Harrison Elementary celebrates Chinese New Year
JANESVILLE—Harrison Elementary School fifth-graders donned masks, shook tambourines, pounded drums and tossed candy and fortune cookies throughout their school Friday morning in celebration of the Lunar New Year.
“The noise scares away the bad spirits,” Jade Wooden, 10, explained. “It's now the year of the horse and time to celebrate.”
Students of Jessica Wang's Chinese class are taught about the holiday each year because it is the most important celebration in China, Wang said.
“Everyone in China is eager to go back home this time of year,” Wang said. “Chinese New Year is like Christmas in America but louder and with more action.”
Wang said it is important for students to study the 15-day celebration because experiencing the culture helps them to better learn the language.
“This is my third year teaching Chinese here, and we have celebrated the New Year every year,” Wang said. “The kids are very good here and interested in learning the Chinese language and culture.”
Once the parade was finished, students sat in the school's cafeteria to enjoy dumplings. Wang gave each student one dumpling while wishing them luck in Chinese, which, she said, roughly translates to “make a lot of money the next year.”
She then asked each student to say it back to her to learn the phrase.
“My dumpling was good,” Jake Coulter, 10, said. “I have never had one before.”
Coulter said he liked the festivities because it helps him to learn Chinese words. He said he has learned a lot since he began taking Chinese class.
According to the Associated Press, the holiday is the most important social holiday in China.
It is tied to the lunar Chinese calendar, where every month begins on the darkest day. The holiday usually falls at the end of January or beginning of February, the Associated Press report said.
This year marks the year of the horse. People born in this year are said to be clever, kind, animated and energetic.
The Chinese language initiative is part of a push by the Janesville School District to expand their international education program, which began to gain traction in fall 2012.

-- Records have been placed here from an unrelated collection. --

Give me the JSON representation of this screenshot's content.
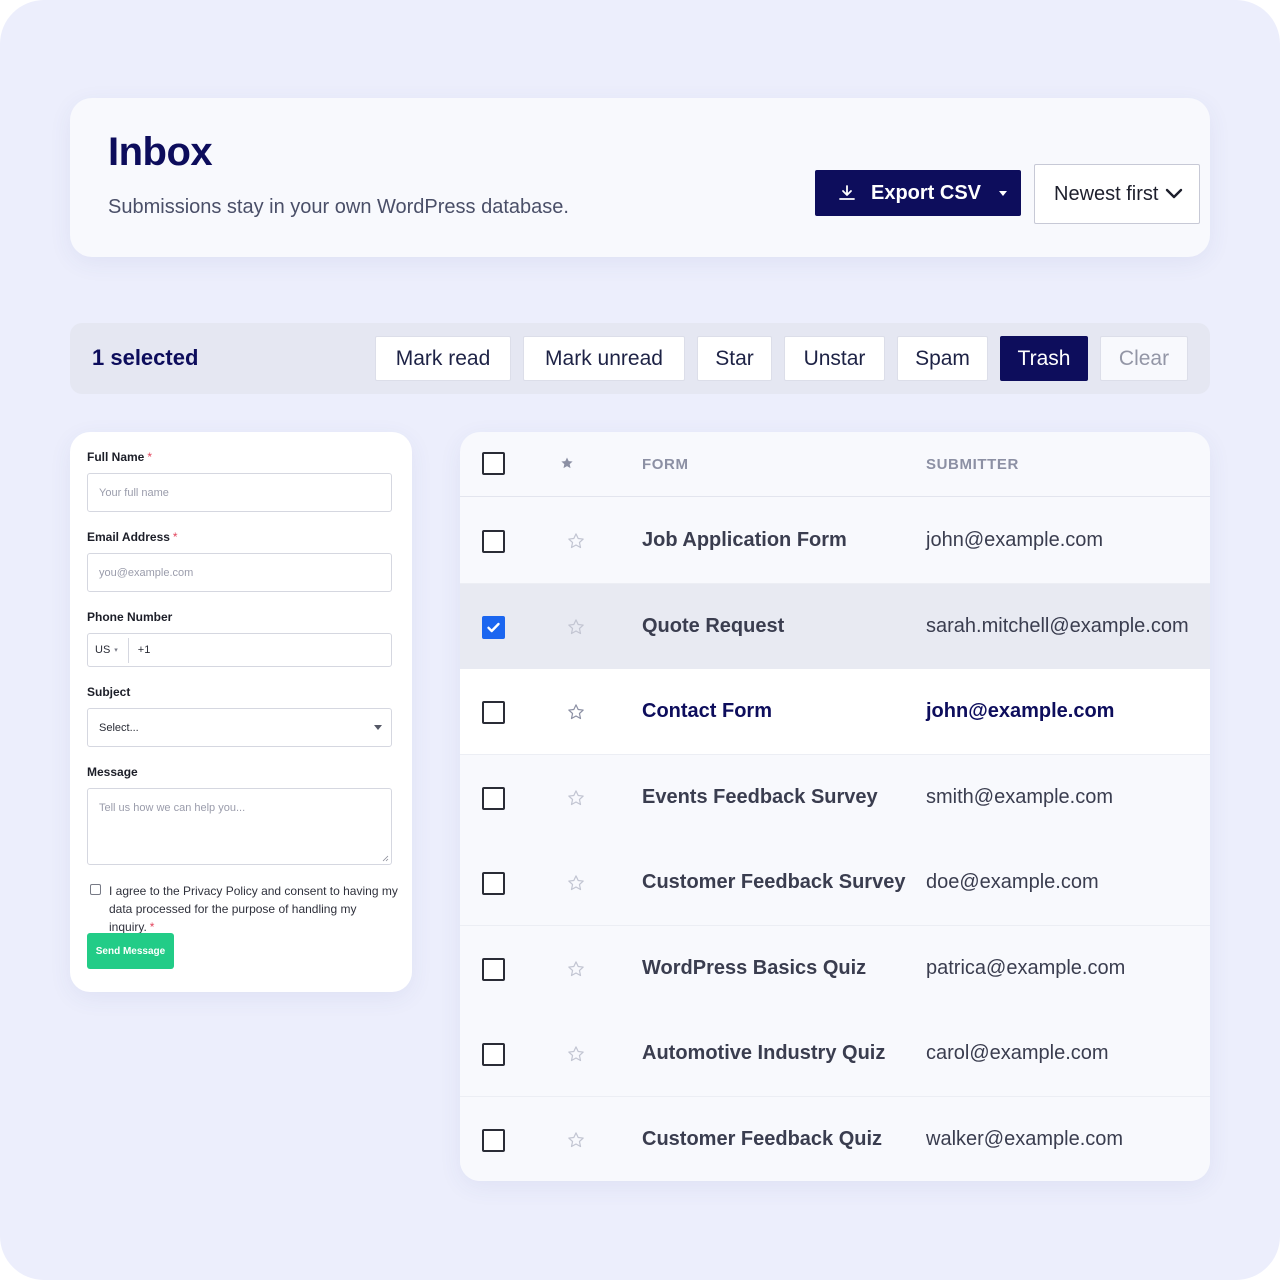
{
  "header": {
    "title": "Inbox",
    "subtitle": "Submissions stay in your own WordPress database.",
    "export_label": "Export CSV",
    "sort_label": "Newest first"
  },
  "bulk": {
    "selected_text": "1 selected",
    "actions": [
      "Mark read",
      "Mark unread",
      "Star",
      "Unstar",
      "Spam",
      "Trash",
      "Clear"
    ]
  },
  "form": {
    "full_name_label": "Full Name",
    "full_name_placeholder": "Your full name",
    "email_label": "Email Address",
    "email_placeholder": "you@example.com",
    "phone_label": "Phone Number",
    "phone_country": "US",
    "phone_code": "+1",
    "subject_label": "Subject",
    "subject_value": "Select...",
    "message_label": "Message",
    "message_placeholder": "Tell us how we can help you...",
    "consent_text": "I agree to the Privacy Policy and consent to having my data processed for the purpose of handling my inquiry.",
    "required_mark": "*",
    "send_label": "Send Message"
  },
  "table": {
    "col_form": "FORM",
    "col_submitter": "SUBMITTER",
    "rows": [
      {
        "form": "Job Application Form",
        "submitter": "john@example.com",
        "checked": false,
        "unread": false
      },
      {
        "form": "Quote Request",
        "submitter": "sarah.mitchell@example.com",
        "checked": true,
        "unread": false
      },
      {
        "form": "Contact Form",
        "submitter": "john@example.com",
        "checked": false,
        "unread": true
      },
      {
        "form": "Events Feedback Survey",
        "submitter": "smith@example.com",
        "checked": false,
        "unread": false
      },
      {
        "form": "Customer Feedback Survey",
        "submitter": "doe@example.com",
        "checked": false,
        "unread": false
      },
      {
        "form": "WordPress Basics Quiz",
        "submitter": "patrica@example.com",
        "checked": false,
        "unread": false
      },
      {
        "form": "Automotive Industry Quiz",
        "submitter": "carol@example.com",
        "checked": false,
        "unread": false
      },
      {
        "form": "Customer Feedback Quiz",
        "submitter": "walker@example.com",
        "checked": false,
        "unread": false
      }
    ]
  },
  "colors": {
    "brand_navy": "#0d0d5c",
    "accent_green": "#22cc87",
    "checkbox_blue": "#1b66f0",
    "required_red": "#e2445c"
  },
  "icons": {
    "export": "download-icon",
    "sort": "chevron-down-icon",
    "star": "star-icon",
    "check": "checkmark-icon"
  }
}
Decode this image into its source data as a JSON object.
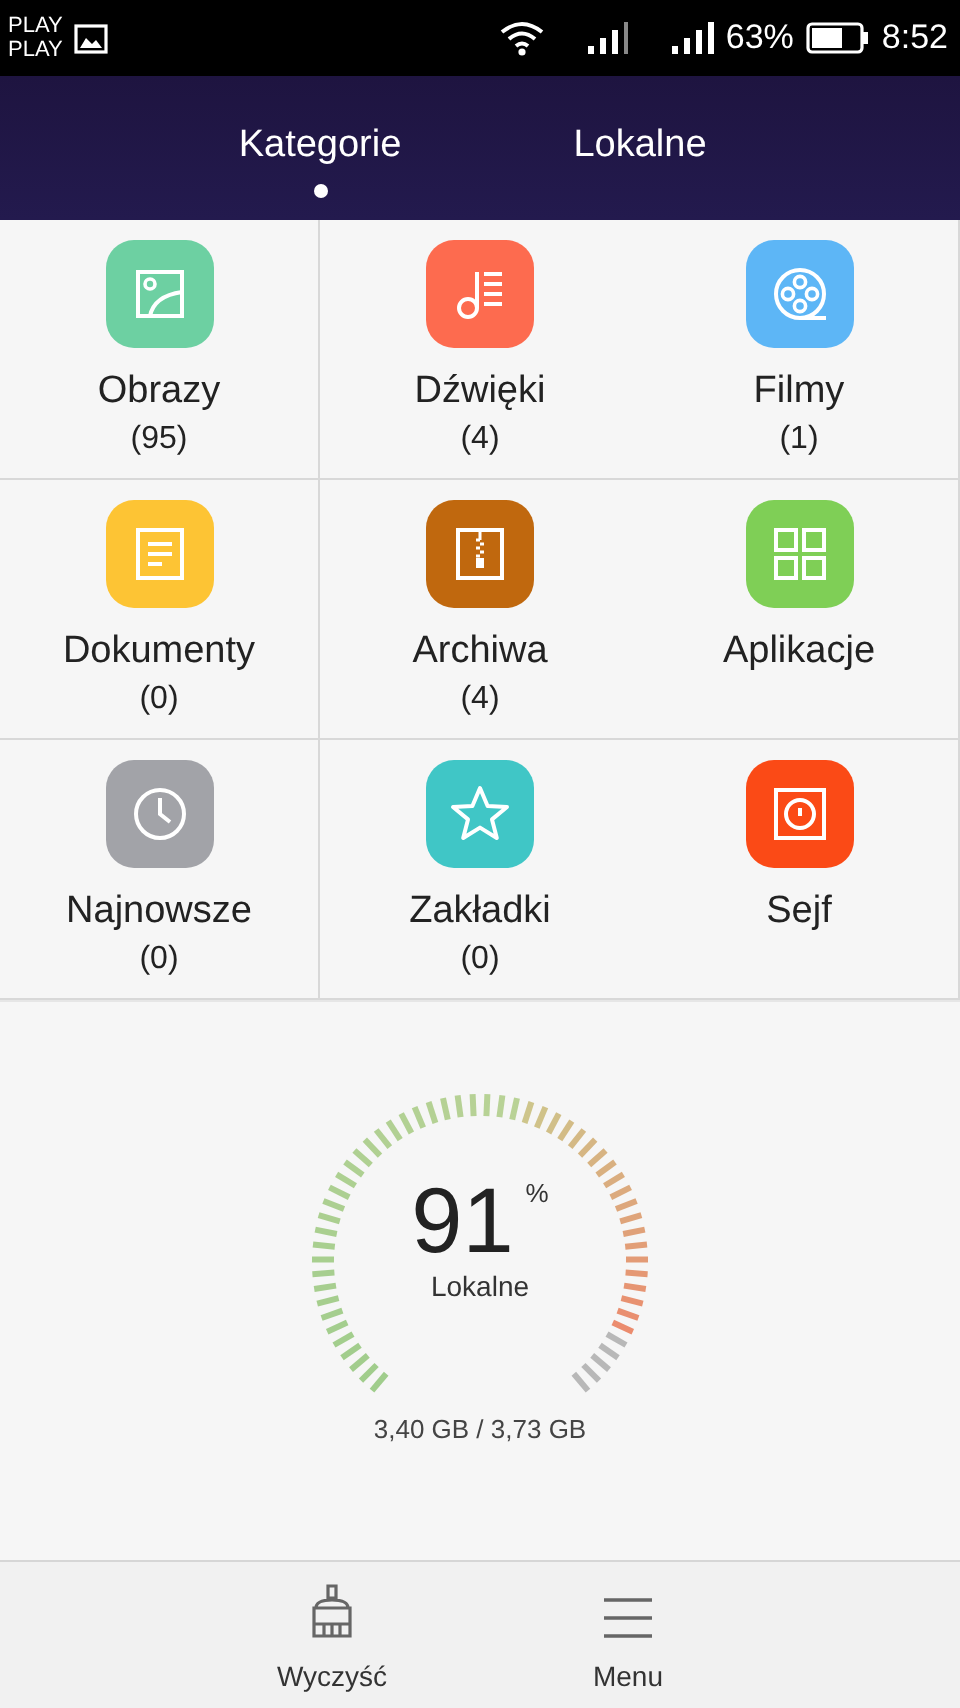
{
  "status_bar": {
    "carrier_lines": [
      "PLAY",
      "PLAY"
    ],
    "battery_percent": "63%",
    "time": "8:52"
  },
  "tabs": [
    {
      "label": "Kategorie",
      "selected": true
    },
    {
      "label": "Lokalne",
      "selected": false
    }
  ],
  "categories": [
    {
      "kind": "images",
      "color": "#6dd0a2",
      "label": "Obrazy",
      "count": "(95)"
    },
    {
      "kind": "music",
      "color": "#fd6b4f",
      "label": "Dźwięki",
      "count": "(4)"
    },
    {
      "kind": "video",
      "color": "#5db6f6",
      "label": "Filmy",
      "count": "(1)"
    },
    {
      "kind": "document",
      "color": "#fdc434",
      "label": "Dokumenty",
      "count": "(0)"
    },
    {
      "kind": "archive",
      "color": "#c0680e",
      "label": "Archiwa",
      "count": "(4)"
    },
    {
      "kind": "apps",
      "color": "#7fcf56",
      "label": "Aplikacje"
    },
    {
      "kind": "recent",
      "color": "#a2a3a8",
      "label": "Najnowsze",
      "count": "(0)"
    },
    {
      "kind": "bookmark",
      "color": "#40c6c6",
      "label": "Zakładki",
      "count": "(0)"
    },
    {
      "kind": "safe",
      "color": "#fb4a16",
      "label": "Sejf"
    }
  ],
  "storage": {
    "value": "91",
    "unit": "%",
    "label": "Lokalne",
    "usage": "3,40 GB / 3,73 GB"
  },
  "bottom_bar": [
    {
      "kind": "clean",
      "label": "Wyczyść"
    },
    {
      "kind": "menu",
      "label": "Menu"
    }
  ]
}
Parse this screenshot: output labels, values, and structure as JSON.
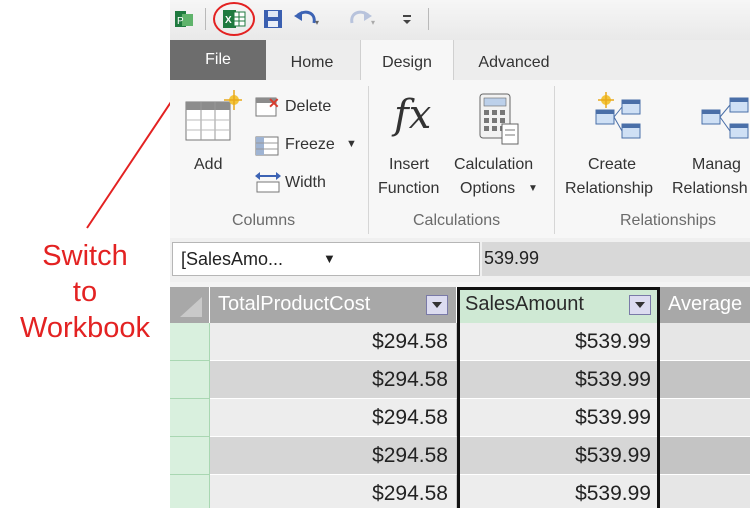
{
  "annotation": {
    "lines": [
      "Switch",
      "to",
      "Workbook"
    ],
    "color": "#e32222"
  },
  "quick_access": {
    "icons": [
      "powerpivot-icon",
      "switch-to-workbook-icon",
      "save-icon",
      "undo-icon",
      "redo-icon",
      "customize-icon"
    ]
  },
  "tabs": [
    {
      "label": "File"
    },
    {
      "label": "Home"
    },
    {
      "label": "Design"
    },
    {
      "label": "Advanced"
    }
  ],
  "ribbon": {
    "columns": {
      "add_label": "Add",
      "delete_label": "Delete",
      "freeze_label": "Freeze",
      "width_label": "Width",
      "group_label": "Columns"
    },
    "calculations": {
      "insert_function_line1": "Insert",
      "insert_function_line2": "Function",
      "calc_options_line1": "Calculation",
      "calc_options_line2": "Options",
      "group_label": "Calculations"
    },
    "relationships": {
      "create_line1": "Create",
      "create_line2": "Relationship",
      "manage_line1": "Manag",
      "manage_line2": "Relationsh",
      "group_label": "Relationships"
    }
  },
  "formula_bar": {
    "name_box": "[SalesAmo...",
    "value": "539.99"
  },
  "grid": {
    "columns": [
      "TotalProductCost",
      "SalesAmount",
      "Average"
    ],
    "rows": [
      [
        "$294.58",
        "$539.99"
      ],
      [
        "$294.58",
        "$539.99"
      ],
      [
        "$294.58",
        "$539.99"
      ],
      [
        "$294.58",
        "$539.99"
      ],
      [
        "$294.58",
        "$539.99"
      ]
    ]
  },
  "colors": {
    "selected_header": "#cfe9d4",
    "row_header": "#d9f0de",
    "header": "#a8a8a8",
    "file_tab": "#6d6d6d"
  }
}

“The School District of Janesville deserves credit for being so progressive,” Harrison Principal Jessica Grandt-Turke said. “It benefits our students to teach them that the world is bigger than Janesville, Wisconsin. We have a responsibility as educators to teach that and be global citizens.”
Grandt-Turke said her school is sending a delegation of teachers, parents and students to China this summer to present their teaching style and learn strategies to implement in Janesville classrooms.
“Mandarin Chinese is spoken by more people in the world than any other language,” Grandt-Turke said. “If speaking it gives students an edge out in the workforce ... that's a good thing.”
Students in the Janesville School District can begin Chinese classes as early as third grade.
“One of the reasons the district starts in elementary school is because it's a difficult language to learn and can take longer,” Grandt-Turke said. “For an 8-year-old, it's prime time to learn a language.”
The district is working to enroll as many as 100 tuition-paying foreign students by next school year. The first of them, a Chinese student, is preparing to attend Craig High School this semester.
It has also been hosting three-week “institutes” since last summer that are designed to help foreign students succeed by gradually introducing them to life in an American high school and improving their English fluency.
Students of all grades celebrated at Harrison on Friday. They smiled, yelled and cheered as their fifth-grade schoolmates marched past. For them, it was a whole-school celebration that served as a learning experience.
“It's something kids look forward to when it's their time in the fifth grade,” Grandt-Turke said. “It's important that they learn and celebrate different cultures. If this sparks their curiosity too, that's great.”